WHAT IS REQUIRED:
In the copy, include every entry exactly but none of the images.

Website and app data records:
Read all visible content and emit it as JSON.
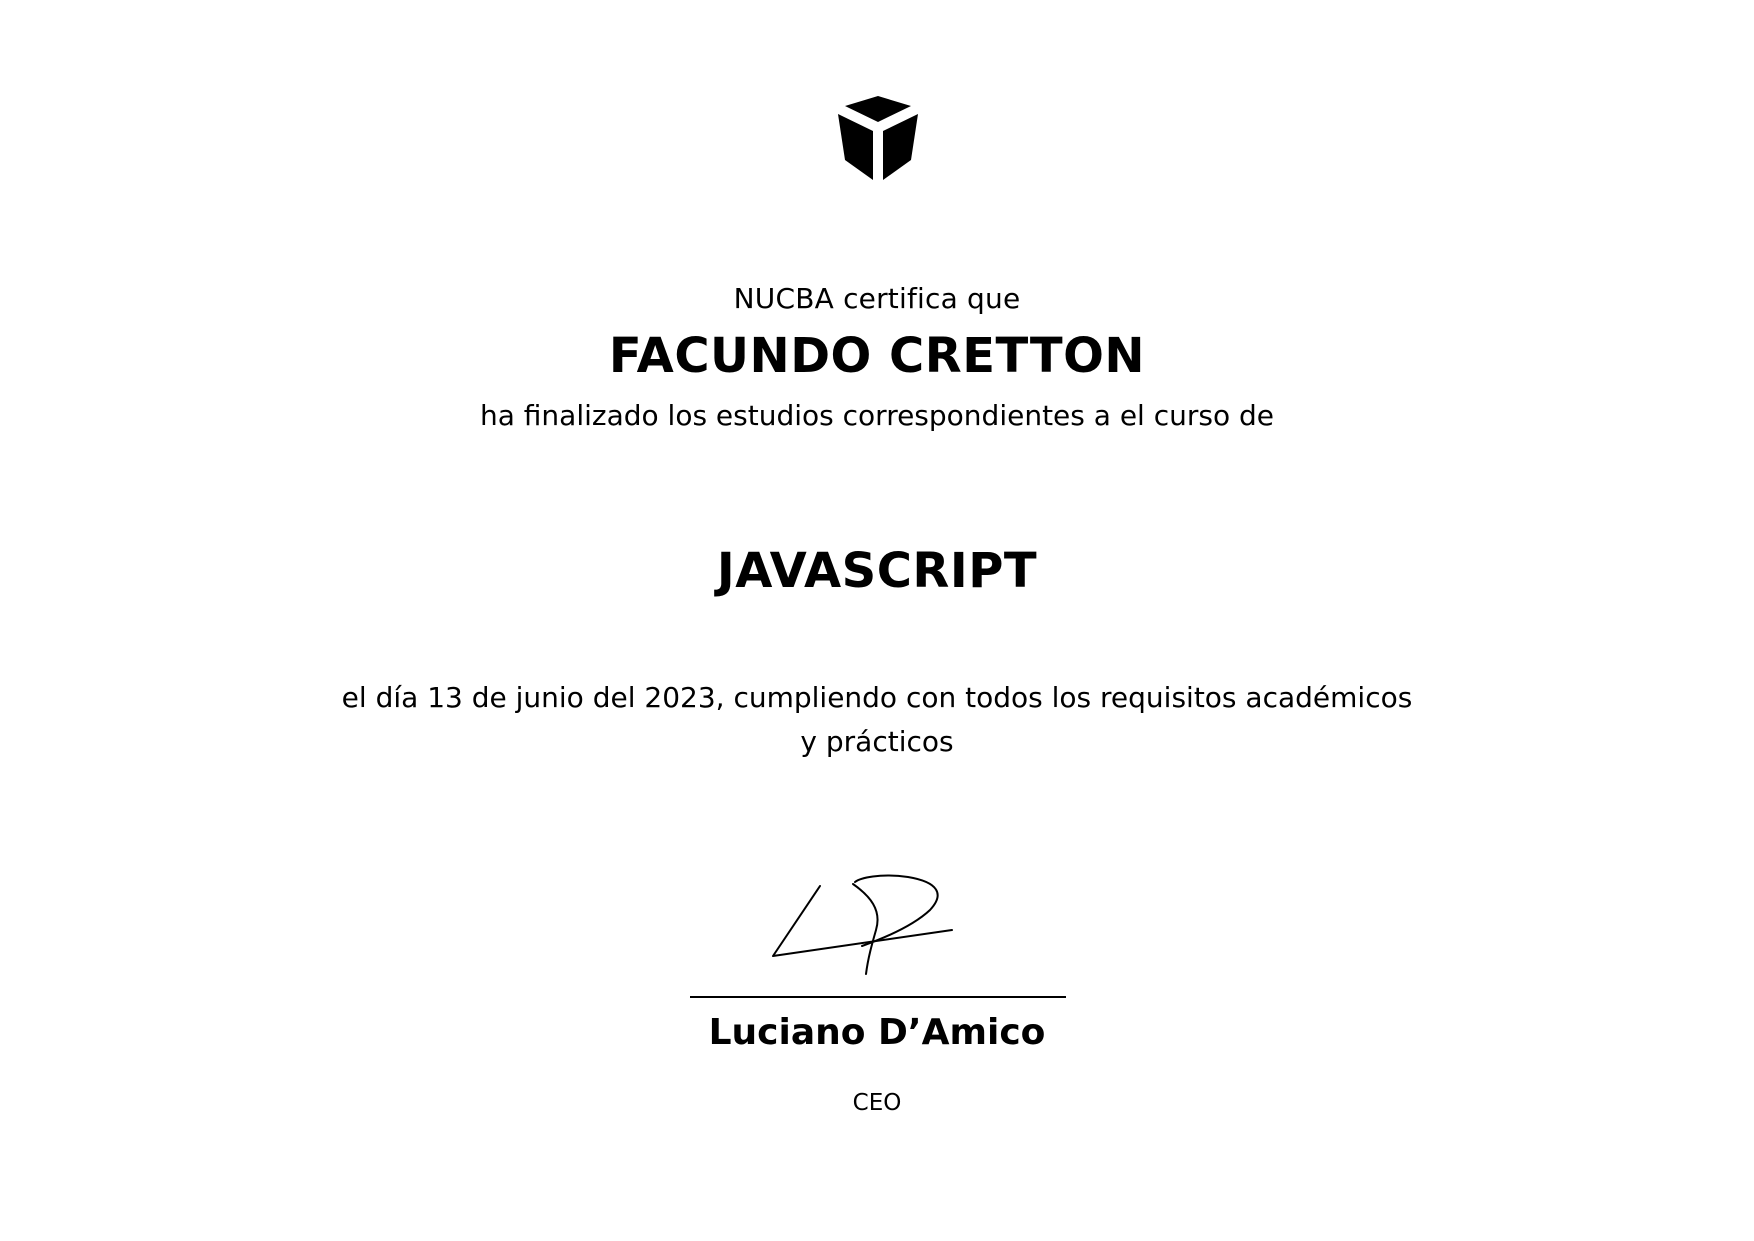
{
  "brand": {
    "logo_icon": "cube-logo-icon"
  },
  "certificate": {
    "intro": "NUCBA certifica que",
    "student_name": "FACUNDO CRETTON",
    "finished_text": "ha finalizado los estudios correspondientes a el curso de",
    "course_name": "JAVASCRIPT",
    "completion_line_1": "el día 13 de junio del 2023, cumpliendo con todos los requisitos académicos",
    "completion_line_2": "y prácticos"
  },
  "signatory": {
    "name": "Luciano D’Amico",
    "role": "CEO",
    "signature_icon": "handwritten-signature"
  }
}
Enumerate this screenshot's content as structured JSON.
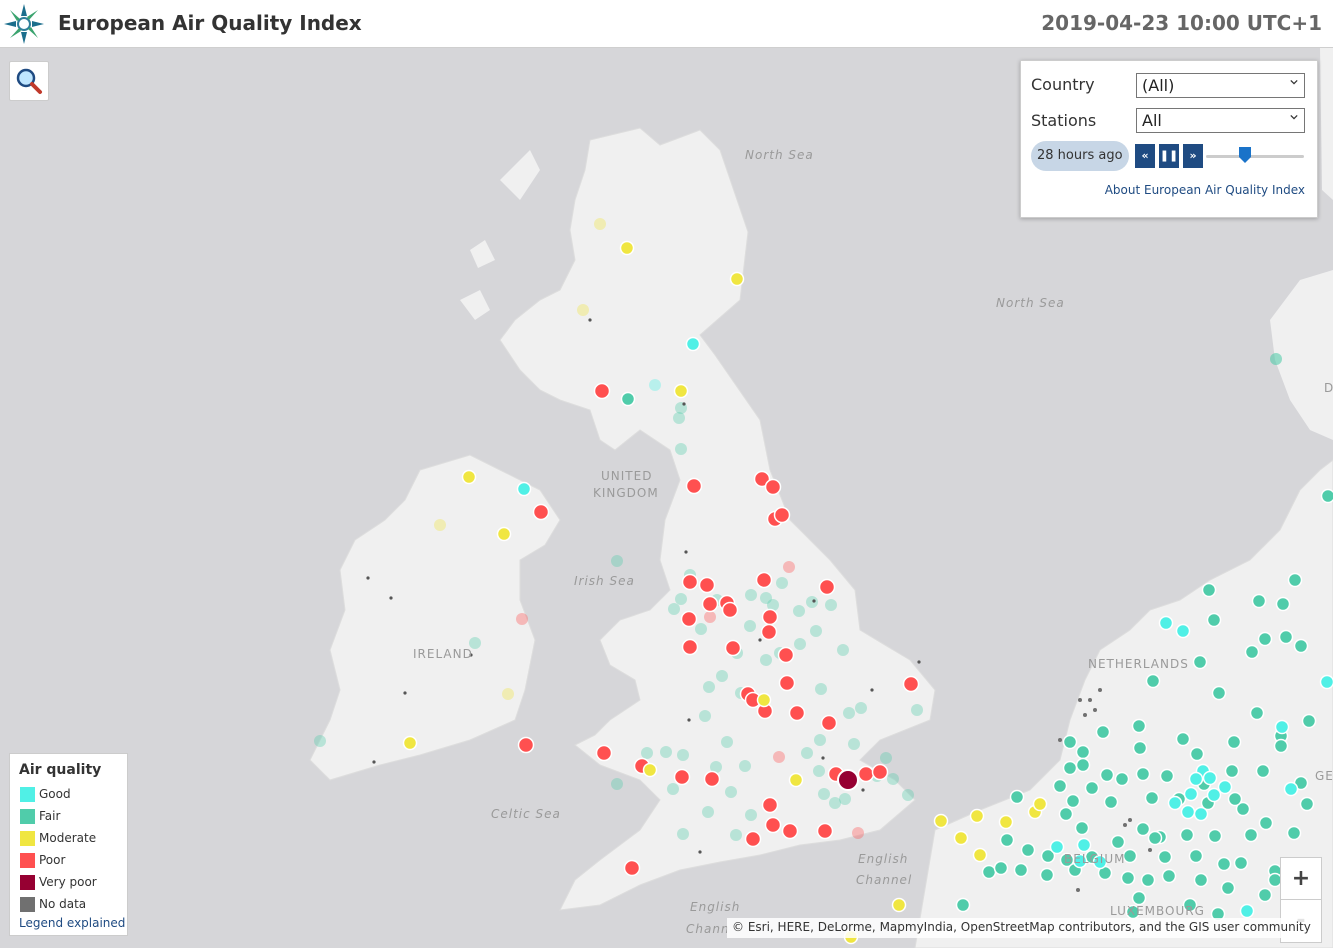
{
  "header": {
    "title": "European Air Quality Index",
    "timestamp": "2019-04-23 10:00 UTC+1"
  },
  "controls": {
    "country_label": "Country",
    "country_value": "(All)",
    "stations_label": "Stations",
    "stations_value": "All",
    "hours_ago": "28 hours ago",
    "rewind_label": "«",
    "pause_label": "❚❚",
    "forward_label": "»",
    "about_link": "About European Air Quality Index"
  },
  "legend": {
    "title": "Air quality",
    "items": [
      {
        "label": "Good",
        "color": "#50f0e6"
      },
      {
        "label": "Fair",
        "color": "#50ccaa"
      },
      {
        "label": "Moderate",
        "color": "#f0e641"
      },
      {
        "label": "Poor",
        "color": "#ff5050"
      },
      {
        "label": "Very poor",
        "color": "#960032"
      },
      {
        "label": "No data",
        "color": "#707070"
      }
    ],
    "link": "Legend explained"
  },
  "map_labels": {
    "north_sea_1": "North Sea",
    "north_sea_2": "North Sea",
    "united": "UNITED",
    "kingdom": "KINGDOM",
    "irish_sea": "Irish Sea",
    "ireland": "IRELAND",
    "celtic_sea": "Celtic Sea",
    "english_channel_1": "English",
    "english_channel_2": "Channel",
    "english_channel_3": "English",
    "english_channel_4": "Chann",
    "netherlands": "NETHERLANDS",
    "belgium": "BELGIUM",
    "luxembourg": "LUXEMBOURG",
    "d_label": "D",
    "ge_label": "GE"
  },
  "zoom": {
    "in": "+",
    "out": "-"
  },
  "attribution": "© Esri, HERE, DeLorme, MapmyIndia, OpenStreetMap contributors, and the GIS user community"
}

EXERCISE OUTPUT:
Read all visible content and emit it as JSON.
{
  "brand": {
    "logo_icon": "cube-logo-icon"
  },
  "certificate": {
    "intro": "NUCBA certifica que",
    "student_name": "FACUNDO CRETTON",
    "finished_text": "ha finalizado los estudios correspondientes a el curso de",
    "course_name": "JAVASCRIPT",
    "completion_line_1": "el día 13 de junio del 2023, cumpliendo con todos los requisitos académicos",
    "completion_line_2": "y prácticos"
  },
  "signatory": {
    "name": "Luciano D’Amico",
    "role": "CEO",
    "signature_icon": "handwritten-signature"
  }
}
Enumerate this screenshot's content as structured JSON.
{
  "header": {
    "title": "European Air Quality Index",
    "timestamp": "2019-04-23 10:00 UTC+1"
  },
  "controls": {
    "country_label": "Country",
    "country_value": "(All)",
    "stations_label": "Stations",
    "stations_value": "All",
    "hours_ago": "28 hours ago",
    "rewind_label": "«",
    "pause_label": "❚❚",
    "forward_label": "»",
    "about_link": "About European Air Quality Index"
  },
  "legend": {
    "title": "Air quality",
    "items": [
      {
        "label": "Good",
        "color": "#50f0e6"
      },
      {
        "label": "Fair",
        "color": "#50ccaa"
      },
      {
        "label": "Moderate",
        "color": "#f0e641"
      },
      {
        "label": "Poor",
        "color": "#ff5050"
      },
      {
        "label": "Very poor",
        "color": "#960032"
      },
      {
        "label": "No data",
        "color": "#707070"
      }
    ],
    "link": "Legend explained"
  },
  "map_labels": {
    "north_sea_1": "North Sea",
    "north_sea_2": "North Sea",
    "united": "UNITED",
    "kingdom": "KINGDOM",
    "irish_sea": "Irish Sea",
    "ireland": "IRELAND",
    "celtic_sea": "Celtic Sea",
    "english_channel_1": "English",
    "english_channel_2": "Channel",
    "english_channel_3": "English",
    "english_channel_4": "Chann",
    "netherlands": "NETHERLANDS",
    "belgium": "BELGIUM",
    "luxembourg": "LUXEMBOURG",
    "d_label": "D",
    "ge_label": "GE"
  },
  "zoom": {
    "in": "+",
    "out": "-"
  },
  "attribution": "© Esri, HERE, DeLorme, MapmyIndia, OpenStreetMap contributors, and the GIS user community"
}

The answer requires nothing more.